A FEW months ago, I met up with my old school friends for a reunion dinner.
As expected, we spent the time catching up on each other’s lives.
Several of my friends talked about the long hours they had spent at work and how they were unable to spend as much time with their family as a result.
One in particular, has days which see her leave her house at 6.45am to drop her children off at school and then on to the office, where she works till about 8pm.
Her in-laws, who suffer from ill health, live with her as well.
I asked her how she coped with the stresses of both work and home and she said, “I’m lucky, as I have a good maid.”
For those who work long hours and are fortunate enough to have a good maid at home, life is manageable.
But we know that not everyone has maids, and not all maids are dependable.
In Malaysia, our work culture is one which lauds employees who spend long hours in the office.

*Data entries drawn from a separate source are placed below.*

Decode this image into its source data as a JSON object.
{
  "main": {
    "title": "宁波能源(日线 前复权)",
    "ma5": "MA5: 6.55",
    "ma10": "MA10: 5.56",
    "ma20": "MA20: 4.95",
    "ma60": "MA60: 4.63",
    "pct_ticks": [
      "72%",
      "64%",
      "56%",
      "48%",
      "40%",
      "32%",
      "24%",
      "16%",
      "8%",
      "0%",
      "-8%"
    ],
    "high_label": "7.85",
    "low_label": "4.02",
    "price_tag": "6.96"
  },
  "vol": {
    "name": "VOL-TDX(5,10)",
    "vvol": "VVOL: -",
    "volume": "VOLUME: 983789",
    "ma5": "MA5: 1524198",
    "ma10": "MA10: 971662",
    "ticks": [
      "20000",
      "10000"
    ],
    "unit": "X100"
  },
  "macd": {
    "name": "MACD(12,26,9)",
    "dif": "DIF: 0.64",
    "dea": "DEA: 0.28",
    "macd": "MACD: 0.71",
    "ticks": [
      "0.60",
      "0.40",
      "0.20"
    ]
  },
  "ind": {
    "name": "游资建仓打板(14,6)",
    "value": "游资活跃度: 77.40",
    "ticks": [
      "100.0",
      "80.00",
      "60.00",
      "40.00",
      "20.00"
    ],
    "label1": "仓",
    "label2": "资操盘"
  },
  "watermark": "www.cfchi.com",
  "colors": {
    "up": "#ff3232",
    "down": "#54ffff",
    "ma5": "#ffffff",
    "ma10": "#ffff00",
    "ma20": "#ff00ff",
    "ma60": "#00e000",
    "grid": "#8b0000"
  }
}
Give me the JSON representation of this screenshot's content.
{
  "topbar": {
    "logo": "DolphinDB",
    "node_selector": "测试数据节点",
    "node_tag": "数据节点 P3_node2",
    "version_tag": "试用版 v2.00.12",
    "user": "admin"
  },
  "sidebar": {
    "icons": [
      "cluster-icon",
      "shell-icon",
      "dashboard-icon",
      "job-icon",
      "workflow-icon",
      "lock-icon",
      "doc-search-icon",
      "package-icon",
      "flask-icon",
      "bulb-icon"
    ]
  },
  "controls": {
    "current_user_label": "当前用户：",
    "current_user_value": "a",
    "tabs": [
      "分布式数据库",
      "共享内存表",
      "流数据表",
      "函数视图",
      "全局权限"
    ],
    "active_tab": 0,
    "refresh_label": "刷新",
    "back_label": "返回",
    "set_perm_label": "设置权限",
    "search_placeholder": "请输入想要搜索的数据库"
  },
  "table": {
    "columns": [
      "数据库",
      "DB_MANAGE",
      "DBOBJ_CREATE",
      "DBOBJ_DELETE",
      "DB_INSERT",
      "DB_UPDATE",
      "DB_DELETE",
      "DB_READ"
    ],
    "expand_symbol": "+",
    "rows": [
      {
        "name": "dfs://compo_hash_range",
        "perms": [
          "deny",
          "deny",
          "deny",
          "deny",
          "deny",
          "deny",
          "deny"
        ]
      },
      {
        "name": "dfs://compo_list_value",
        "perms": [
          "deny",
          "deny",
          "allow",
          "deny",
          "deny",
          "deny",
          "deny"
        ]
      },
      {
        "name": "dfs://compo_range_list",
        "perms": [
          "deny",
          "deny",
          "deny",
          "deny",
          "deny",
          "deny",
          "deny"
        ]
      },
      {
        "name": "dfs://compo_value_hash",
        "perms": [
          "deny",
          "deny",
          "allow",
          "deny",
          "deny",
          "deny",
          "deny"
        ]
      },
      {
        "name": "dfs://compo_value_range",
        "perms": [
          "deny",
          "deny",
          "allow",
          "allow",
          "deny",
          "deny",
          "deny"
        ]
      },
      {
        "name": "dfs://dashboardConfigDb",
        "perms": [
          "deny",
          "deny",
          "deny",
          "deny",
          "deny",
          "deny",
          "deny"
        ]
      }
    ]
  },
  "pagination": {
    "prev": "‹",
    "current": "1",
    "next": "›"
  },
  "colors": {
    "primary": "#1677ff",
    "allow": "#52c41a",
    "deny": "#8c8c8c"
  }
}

Instead of focusing on deliverables, employers look out for workers who are in the office till late at night.
Their reasoning seems to be that if the staff is seen around the workplace, it means that they must be working hard.
But how productive are Malaysian employees?
An article published in The Star in 2013 said Malaysians spent only four hours out of a nine-to-five work day on productive actions related to their job.
The article says, “Another two hours are spent on social networking sites or browsing through the Internet, while long lunches, cigarette breaks, tea breaks and office chatter make up for the other two hours.”
That’s a lot of time spent in the office being completely unproductive.
In Malaysia, the expectation is to spend our working hours bonding with our colleagues.
Those who prefer to spend their lunch hour working at their desk while munching on a sandwich are perceived as unsociable.
In Western work environment, the culture is different.
I have spent many of my lunch hours when working abroad having a quick lunch while still working.
I have also not spent as much time talking to my colleagues about non-work related matters in the office and spent the majority of my work day working.
The upside was I could leave work early, or on time.
If I wanted to socialise with my colleagues, we would go for a drink after work before heading back home.
Western work culture is focused on what you deliver and whether you do so on time.
There is less clock watching and where you do your work does not tend to be an issue.
I have worked from home when the need arose and that helped with my work-life balance.
The fact that I was judged based on the quality of my work, rather than the quantity of hours I spent on it was also another boon.
It meant I benefitted from being more efficient.
When I returned to work in Malaysia, the work culture here was very different.
People spent more time on tea breaks; although part of the time during these tea breaks could be spent talking about work, more often than not it was spent talking about nothing related to work.
The people in the office were not allowed access to social media sites on their work computers, but with everyone on a smartphone, this did not have the desired impact.
I also found that my efficiency was working against me.
Because I completed my work assignments in a timely manner, many times even ahead of time, my bosses just kept piling up more work on me.
I felt that I was being punished for my productivity and efficiency rather than being rewarded for it!
The 2012 Malaysian Randstad Workmonitor found that 38% of employees surveyed said their employers expected them to be available 24/7.
Another 66% said they were handling work-related matters outside of work hours and even on holidays.
The Malaysian work culture can only change if Malaysian employers encourage such a change.
More employers should focus on their employees’ deliverables without harping on the need to watch the clock and think that the employees who spend the longest hours in the office are the most productive.
A person who spends two work days producing a report while sitting at their desk the whole time is not as productive as a person who produces the same report from home within a day.
Bearing this in mind, isn’t it about time we started changing our work culture to be more productive and efficient at the work place?
> Sheila Stanley is a writer and PR/media consultant based in Kuala Lumpur. She believes that productivity and efficiency is a mental state of mind rather than a clock watching exercise. You can get in touch with her on Twitter @sheila_stanley or via email at email@example.com